30Mbakop A, Youmbissi TJ, Gonsu JD, Chatelanat F, Ngu JL. Renal puncture biopsy in nephrotic syndrome in Cameroonian children, adolescent and adults: Histopathologic profile according to age. Arch Anat Cytol Pathol 1990;38:104-7.
31Pakasa M, Kalengayi MR. Nephrotic syndrome in Zaire. Morphological and aetiological aspects. Tropenmed Parasitol 1984;35:193-5.
32Jiang M, Xiao Z, Rong L, et al. Twenty-eight-year review of childhood renal diseases from renal biopsy data: A single centre in China. Nephrology (Carlton) 2016;21:1003-9.
33Paripović D, Kostić M, Kruščić D, J, et al. Indications and results of renal biopsy in children: A 10-year review from a single center in Serbia. J Nephrol 2012;25:1054-9.
34Printza N, Bosdou J, Pantzaki A, et al. Percutaneous ultrasound-guided renal biopsy in children: A single centre experience. Hippokratia 2011;15:258-61.
35Fidan K, Isik Gonul I, Büyükkaragöz B, Isiyel E, Arinsoy T, Soylemezoglu O. Changing trends in pediatric renal biopsies: Analysis of pediatric renal biopsies in national nephrology registry data. Ren Fail 2016;38:1228-33.

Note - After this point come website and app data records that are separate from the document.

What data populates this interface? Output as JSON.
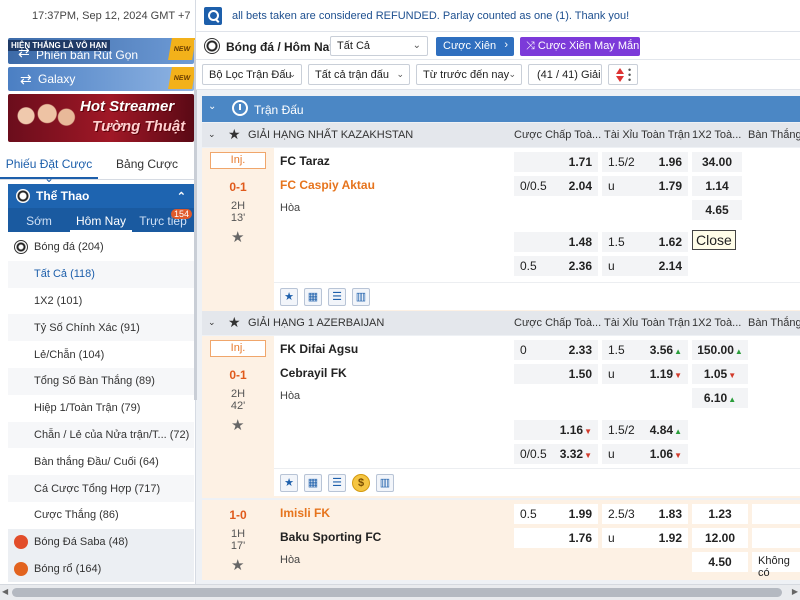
{
  "header": {
    "clock": "17:37PM, Sep 12, 2024 GMT +7",
    "notice": "all bets taken are considered REFUNDED. Parlay counted as one (1). Thank you!"
  },
  "promos": {
    "quick_tag": "HIỆN THẮNG LÀ VÔ HẠN",
    "quick_label": "Phiên bản Rút Gọn",
    "galaxy_label": "Galaxy",
    "new_badge": "NEW",
    "streamer_line1": "Hot Streamer",
    "streamer_line2": "Tường Thuật"
  },
  "sidebar": {
    "tabs": [
      "Phiếu Đặt Cược",
      "Bảng Cược"
    ],
    "sport_title": "Thể Thao",
    "day_tabs": [
      "Sớm",
      "Hôm Nay",
      "Trực tiếp"
    ],
    "live_count": "154",
    "items": [
      {
        "label": "Bóng đá (204)",
        "kind": "sport"
      },
      {
        "label": "Tất Cả (118)",
        "kind": "sub-active"
      },
      {
        "label": "1X2 (101)",
        "kind": "sub"
      },
      {
        "label": "Tỷ Số Chính Xác (91)",
        "kind": "sub"
      },
      {
        "label": "Lẻ/Chẵn (104)",
        "kind": "sub"
      },
      {
        "label": "Tổng Số Bàn Thắng (89)",
        "kind": "sub"
      },
      {
        "label": "Hiệp 1/Toàn Trận (79)",
        "kind": "sub"
      },
      {
        "label": "Chẵn / Lẻ của Nửa trận/T... (72)",
        "kind": "sub"
      },
      {
        "label": "Bàn thắng Đầu/ Cuối (64)",
        "kind": "sub"
      },
      {
        "label": "Cá Cược Tổng Hợp (717)",
        "kind": "sub"
      },
      {
        "label": "Cược Thắng (86)",
        "kind": "sub"
      },
      {
        "label": "Bóng Đá Saba (48)",
        "kind": "sport"
      },
      {
        "label": "Bóng rổ (164)",
        "kind": "sport"
      }
    ]
  },
  "toolbar": {
    "title": "Bóng đá / Hôm Nay",
    "select_value": "Tất Cả",
    "parlay_label": "Cược Xiên",
    "lucky_label": "Cược Xiên May Mắn",
    "filters": [
      "Bộ Lọc Trận Đấu",
      "Tất cả trận đấu",
      "Từ trước đến nay"
    ],
    "count": "(41 / 41) Giải"
  },
  "section": {
    "title": "Trận Đấu"
  },
  "columns": [
    "Cược Chấp Toà...",
    "Tài Xỉu Toàn Trận",
    "1X2 Toà...",
    "Bàn Thắng..."
  ],
  "leagues": [
    {
      "name": "GIẢI HẠNG NHẤT KAZAKHSTAN",
      "match": {
        "tag": "Inj.",
        "score": "0-1",
        "period": "2H",
        "minute": "13'",
        "home": "FC Taraz",
        "away": "FC Caspiy Aktau",
        "draw": "Hòa",
        "ft": [
          {
            "hdp": "",
            "hdp_odds": "1.71",
            "ou": "1.5/2",
            "ou_odds": "1.96",
            "x12": "34.00"
          },
          {
            "hdp": "0/0.5",
            "hdp_odds": "2.04",
            "ou": "u",
            "ou_odds": "1.79",
            "x12": "1.14"
          },
          {
            "x12": "4.65"
          }
        ],
        "alt": [
          {
            "hdp": "",
            "hdp_odds": "1.48",
            "ou": "1.5",
            "ou_odds": "1.62"
          },
          {
            "hdp": "0.5",
            "hdp_odds": "2.36",
            "ou": "u",
            "ou_odds": "2.14"
          }
        ],
        "tooltip": "Close"
      }
    },
    {
      "name": "GIẢI HẠNG 1 AZERBAIJAN",
      "match": {
        "tag": "Inj.",
        "score": "0-1",
        "period": "2H",
        "minute": "42'",
        "home": "FK Difai Agsu",
        "away": "Cebrayil FK",
        "draw": "Hòa",
        "ft": [
          {
            "hdp": "0",
            "hdp_odds": "2.33",
            "ou": "1.5",
            "ou_odds": "3.56",
            "x12": "150.00"
          },
          {
            "hdp": "",
            "hdp_odds": "1.50",
            "ou": "u",
            "ou_odds": "1.19",
            "x12": "1.05"
          },
          {
            "x12": "6.10"
          }
        ],
        "alt": [
          {
            "hdp": "",
            "hdp_odds": "1.16",
            "ou": "1.5/2",
            "ou_odds": "4.84"
          },
          {
            "hdp": "0/0.5",
            "hdp_odds": "3.32",
            "ou": "u",
            "ou_odds": "1.06"
          }
        ]
      }
    }
  ],
  "match3": {
    "score": "1-0",
    "period": "1H",
    "minute": "17'",
    "home": "Imisli FK",
    "away": "Baku Sporting FC",
    "draw": "Hòa",
    "rows": [
      {
        "hdp": "0.5",
        "hdp_odds": "1.99",
        "ou": "2.5/3",
        "ou_odds": "1.83",
        "x12": "1.23"
      },
      {
        "hdp": "",
        "hdp_odds": "1.76",
        "ou": "u",
        "ou_odds": "1.92",
        "x12": "12.00"
      },
      {
        "x12": "4.50",
        "extra": "Không có"
      }
    ]
  },
  "colors": {
    "brand": "#1d5fab",
    "accent": "#e6741d",
    "lucky": "#7c3ad9"
  }
}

36Yang Y, Zhang Z, Zhuo L, Chen DP, Li WG. The spectrum of biopsy-proven glomerular disease in China: A systematic review. Chin Med J (Engl) 2018;131:731-5.
37Polito MG, de Moura LA, Kirsztajn GM. An overview on frequency of renal biopsy diagnosis in Brazil: Clinical and pathological patterns based on 9,617 native kidney biopsies. Nephrol Dial Transplant 2010;25:490-6.
38Swaminathan S, Leung N, Lager DJ, et al. Changing incidence of glomerular disease in Olmsted county, Minnesota: A 30-year renal biopsy study. Clin J Am Soc Nephrol 2006; 1:483-7.
39Zhang L, Long J, Jiang W, et al. Trends in chronic kidney disease in China. N Engl J Med 2016;375:905-6.
40Alwahaibi NY, Al Issaei HK, Al Dhahli BS. Spectrum of glomerular diseases in Arab countries: A systematic review. Saudi J Kidney Dis Transpl 2018;29:1256-66.